Finweek English Edition - - MONEY -

It leads to a lack of un­der­stand­ing of the value of money, how to earn it and how it shapes re­la­tion­ships and our­selves. Wealth in­her­i­tance is of­ten seen as an al­ter­na­tive to work, this leads to a loss of work ethic and un­der­stand­ing the need to work one’s way up from the bot­tom. Fi­nan­cial de­pen­dency in­hibits de­vel­op­ment of own drive and sense of self-worth. It also hin­ders the abil­ity to see op­por­tu­ni­ties and prob­lems. When ev­ery­thing comes too eas­ily, there is a dis­tor­tion in val­ues as to what is ac­tu­ally re­quired in or­der to earn any­thing. It cre­ates a dis­torted sense of self-im­por­tance and may lead your child to equate money with self-worth.
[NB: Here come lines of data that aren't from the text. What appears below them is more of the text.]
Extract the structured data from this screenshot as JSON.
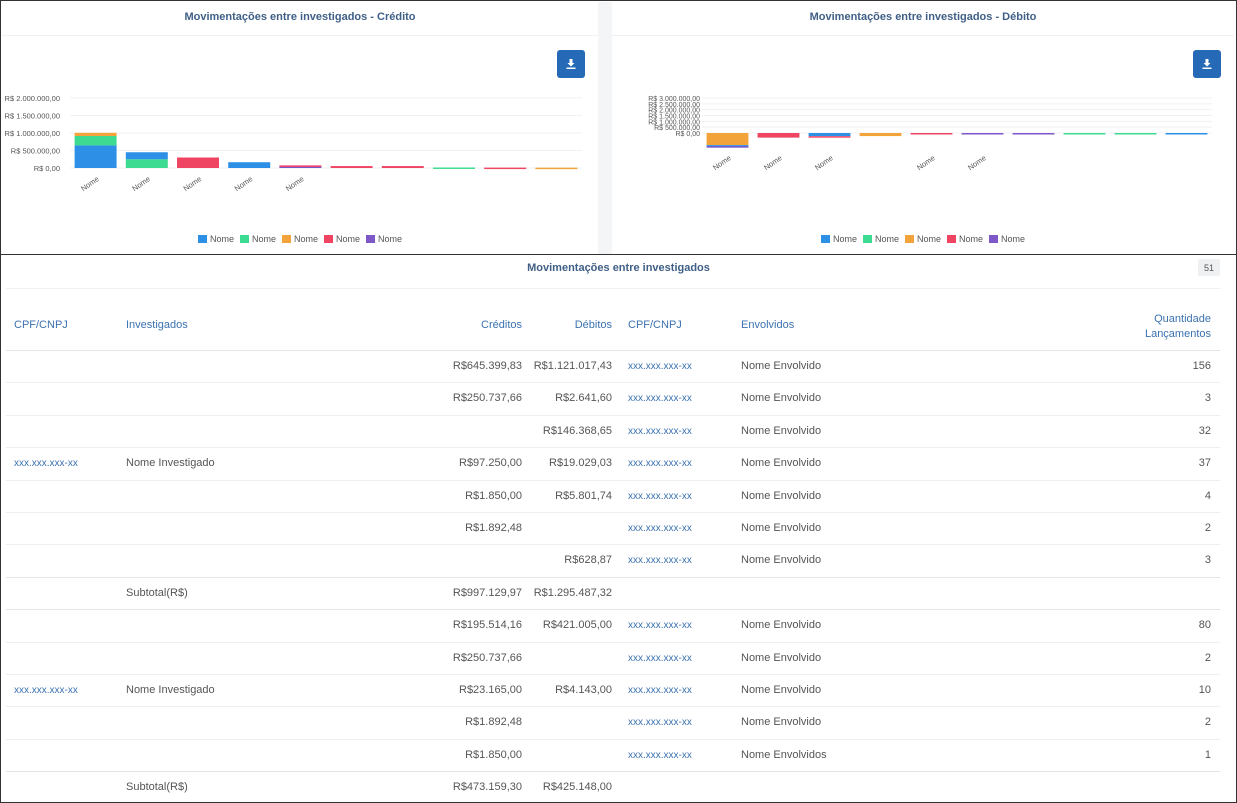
{
  "charts": {
    "credit": {
      "title": "Movimentações entre investigados - Crédito",
      "download_icon": "download-icon",
      "y_ticks": [
        "R$ 2.000.000,00",
        "R$ 1.500.000,00",
        "R$ 1.000.000,00",
        "R$ 500.000,00",
        "R$ 0,00"
      ],
      "x_labels": [
        "Nome",
        "Nome",
        "Nome",
        "Nome",
        "Nome"
      ],
      "legend": [
        "Nome",
        "Nome",
        "Nome",
        "Nome",
        "Nome"
      ]
    },
    "debit": {
      "title": "Movimentações entre investigados - Débito",
      "download_icon": "download-icon",
      "y_ticks": [
        "R$ 3.000.000,00",
        "R$ 2.500.000,00",
        "R$ 2.000.000,00",
        "R$ 1.500.000,00",
        "R$ 1.000.000,00",
        "R$ 500.000,00",
        "R$ 0,00"
      ],
      "x_labels": [
        "Nome",
        "Nome",
        "Nome",
        "Nome",
        "Nome"
      ],
      "legend": [
        "Nome",
        "Nome",
        "Nome",
        "Nome",
        "Nome"
      ]
    }
  },
  "colors": {
    "blue": "#2e8fe6",
    "green": "#3ddb92",
    "orange": "#f2a33a",
    "red": "#ef4563",
    "purple": "#7e57c9",
    "header_blue": "#3b72b0",
    "button_blue": "#2569b7"
  },
  "chart_data": [
    {
      "type": "bar",
      "stacked": true,
      "title": "Movimentações entre investigados - Crédito",
      "categories": [
        "Nome",
        "",
        "Nome",
        "",
        "Nome",
        "",
        "Nome",
        "",
        "Nome",
        "",
        "",
        "",
        "",
        "",
        "",
        "",
        "",
        ""
      ],
      "ylim": [
        0,
        2000000
      ],
      "legend_position": "bottom",
      "bars": [
        {
          "segments": [
            [
              "blue",
              645000
            ],
            [
              "green",
              270000
            ],
            [
              "orange",
              90000
            ]
          ]
        },
        {
          "segments": [
            [
              "green",
              250000
            ],
            [
              "blue",
              200000
            ]
          ]
        },
        {
          "segments": [
            [
              "red",
              300000
            ]
          ]
        },
        {
          "segments": [
            [
              "blue",
              165000
            ]
          ]
        },
        {
          "segments": [
            [
              "purple",
              50000
            ],
            [
              "red",
              25000
            ]
          ]
        },
        {
          "segments": [
            [
              "red",
              55000
            ]
          ]
        },
        {
          "segments": [
            [
              "red",
              55000
            ]
          ]
        },
        {
          "segments": [
            [
              "green",
              15000
            ]
          ]
        },
        {
          "segments": [
            [
              "red",
              12000
            ]
          ]
        },
        {
          "segments": [
            [
              "orange",
              10000
            ]
          ]
        }
      ]
    },
    {
      "type": "bar",
      "stacked": true,
      "title": "Movimentações entre investigados - Débito",
      "categories": [
        "Nome",
        "Nome",
        "Nome",
        "",
        "Nome",
        "Nome",
        "",
        "",
        "",
        ""
      ],
      "ylim": [
        0,
        3000000
      ],
      "legend_position": "bottom",
      "bars": [
        {
          "segments": [
            [
              "orange",
              -1100000
            ],
            [
              "blue",
              -100000
            ],
            [
              "purple",
              -100000
            ]
          ]
        },
        {
          "segments": [
            [
              "red",
              -420000
            ]
          ]
        },
        {
          "segments": [
            [
              "blue",
              -290000
            ],
            [
              "red",
              -60000
            ]
          ]
        },
        {
          "segments": [
            [
              "orange",
              -280000
            ]
          ]
        },
        {
          "segments": [
            [
              "red",
              -60000
            ]
          ]
        },
        {
          "segments": [
            [
              "purple",
              -30000
            ]
          ]
        },
        {
          "segments": [
            [
              "purple",
              -25000
            ]
          ]
        },
        {
          "segments": [
            [
              "green",
              -20000
            ]
          ]
        },
        {
          "segments": [
            [
              "green",
              -8000
            ]
          ]
        },
        {
          "segments": [
            [
              "blue",
              -5000
            ]
          ]
        }
      ]
    }
  ],
  "table": {
    "title": "Movimentações entre investigados",
    "count": "51",
    "headers": {
      "cpf": "CPF/CNPJ",
      "investigados": "Investigados",
      "creditos": "Créditos",
      "debitos": "Débitos",
      "cpf2": "CPF/CNPJ",
      "envolvidos": "Envolvidos",
      "quantidade_1": "Quantidade",
      "quantidade_2": "Lançamentos"
    },
    "groups": [
      {
        "cpf": "xxx.xxx.xxx-xx",
        "name": "Nome Investigado",
        "rows": [
          {
            "credito": "R$645.399,83",
            "debito": "R$1.121.017,43",
            "cpf": "xxx.xxx.xxx-xx",
            "envolvido": "Nome Envolvido",
            "qtd": "156"
          },
          {
            "credito": "R$250.737,66",
            "debito": "R$2.641,60",
            "cpf": "xxx.xxx.xxx-xx",
            "envolvido": "Nome Envolvido",
            "qtd": "3"
          },
          {
            "credito": "",
            "debito": "R$146.368,65",
            "cpf": "xxx.xxx.xxx-xx",
            "envolvido": "Nome Envolvido",
            "qtd": "32"
          },
          {
            "credito": "R$97.250,00",
            "debito": "R$19.029,03",
            "cpf": "xxx.xxx.xxx-xx",
            "envolvido": "Nome Envolvido",
            "qtd": "37"
          },
          {
            "credito": "R$1.850,00",
            "debito": "R$5.801,74",
            "cpf": "xxx.xxx.xxx-xx",
            "envolvido": "Nome Envolvido",
            "qtd": "4"
          },
          {
            "credito": "R$1.892,48",
            "debito": "",
            "cpf": "xxx.xxx.xxx-xx",
            "envolvido": "Nome Envolvido",
            "qtd": "2"
          },
          {
            "credito": "",
            "debito": "R$628,87",
            "cpf": "xxx.xxx.xxx-xx",
            "envolvido": "Nome Envolvido",
            "qtd": "3"
          }
        ],
        "subtotal_label": "Subtotal(R$)",
        "subtotal_credito": "R$997.129,97",
        "subtotal_debito": "R$1.295.487,32"
      },
      {
        "cpf": "xxx.xxx.xxx-xx",
        "name": "Nome Investigado",
        "rows": [
          {
            "credito": "R$195.514,16",
            "debito": "R$421.005,00",
            "cpf": "xxx.xxx.xxx-xx",
            "envolvido": "Nome Envolvido",
            "qtd": "80"
          },
          {
            "credito": "R$250.737,66",
            "debito": "",
            "cpf": "xxx.xxx.xxx-xx",
            "envolvido": "Nome Envolvido",
            "qtd": "2"
          },
          {
            "credito": "R$23.165,00",
            "debito": "R$4.143,00",
            "cpf": "xxx.xxx.xxx-xx",
            "envolvido": "Nome Envolvido",
            "qtd": "10"
          },
          {
            "credito": "R$1.892,48",
            "debito": "",
            "cpf": "xxx.xxx.xxx-xx",
            "envolvido": "Nome Envolvido",
            "qtd": "2"
          },
          {
            "credito": "R$1.850,00",
            "debito": "",
            "cpf": "xxx.xxx.xxx-xx",
            "envolvido": "Nome Envolvidos",
            "qtd": "1"
          }
        ],
        "subtotal_label": "Subtotal(R$)",
        "subtotal_credito": "R$473.159,30",
        "subtotal_debito": "R$425.148,00"
      }
    ]
  }
}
It de­prives your child of the sense of achieve­ment that comes with work and its as­so­ci­ated re­wards. It can pro­duce in­sa­tiable con­sumers, friv­o­lous with credit and spend­ing and ob­sessed with brands, fash­ion and trends. Lack of core life val­ues, mean­ing and pur­pose makes these young­sters more sus­cep­ti­ble to ac­tion/con­se­quence be­havioural prob­lems in­clud­ing drugs and al­co­hol. It can create a lack of ap­pre­ci­a­tion of a life of real sub­stance and mean­ing that is not re­lated to money. Wealth is a mag­net for the insin­cere and can in­hibit your chil­dren sur­round­ing them­selves with peo­ple of sub­stance.

Newspapers in English

Newspapers from South Africa

© PressReader. All rights reserved.